Forty non-repeat clinical strains of S. sonnei isolated during the years 1997–2000, and 2007–2009 were studied. The strains were isolated from stools of patients in different hospitals from different regions in Malaysia. These epidemiologically unrelated strains were characterized using biotyping, antimicrobial susceptibility testing, pulsed-field gel electrophoresis (PFGE) and MLVA.


The two biotypes identified in this study were biotype a (n = 29, 73%) and biotype g (n = 11, 27%). All the 40 strains were sensitive to kanamycin, ceftriaxone and ciprofloxacin. Highest resistance rate was observed for streptomycin (67.5%), followed by tetracycline (40%) and trimethoprim-sulfamethoxazole (37.5%). All the S. sonnei biotype g strains had a core resistance type of streptomycin - trimethoprim-sulfamethoxazole - tetracycline whereas the 29 biotype a strains were subtyped into eight resistotypes. All the strains were equally distinguishable by PFGE and MLVA. Overall, PFGE analysis indicated that S. sonnei biotype a strains were genetically more diverse than biotype g strains. Cluster analysis by MLVA was better in grouping the strains according to biotypes, was reflective of the epidemiological information and was equally discriminative as PFGE.

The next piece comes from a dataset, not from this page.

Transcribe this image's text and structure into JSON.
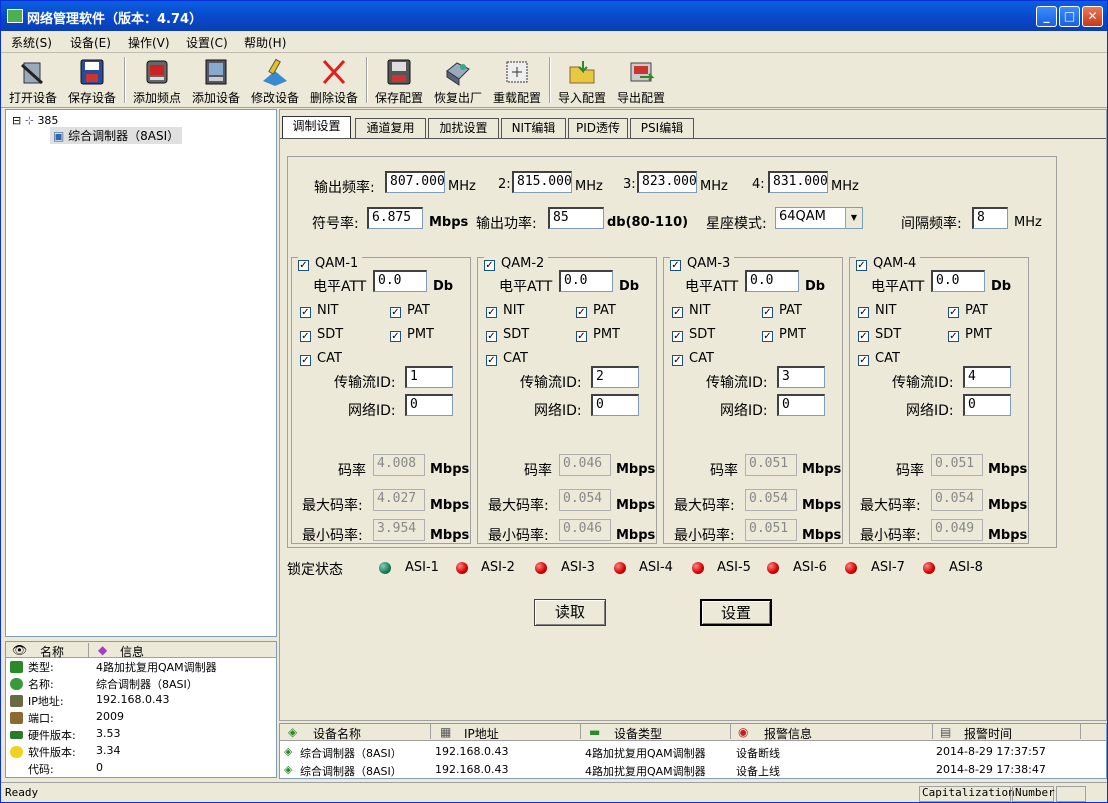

The S. sonnei strains circulating in Malaysia throughout the period studied were derived from different clones given their heterogeneous nature. MLVA based on seven selected VNTR loci was rapid, reproducible and highly discriminative and therefore may complement PFGE for routine subtyping of S. sonnei.

Shigella sonnei; Biotype; Diversity; MLVA; PFGE; Resistotype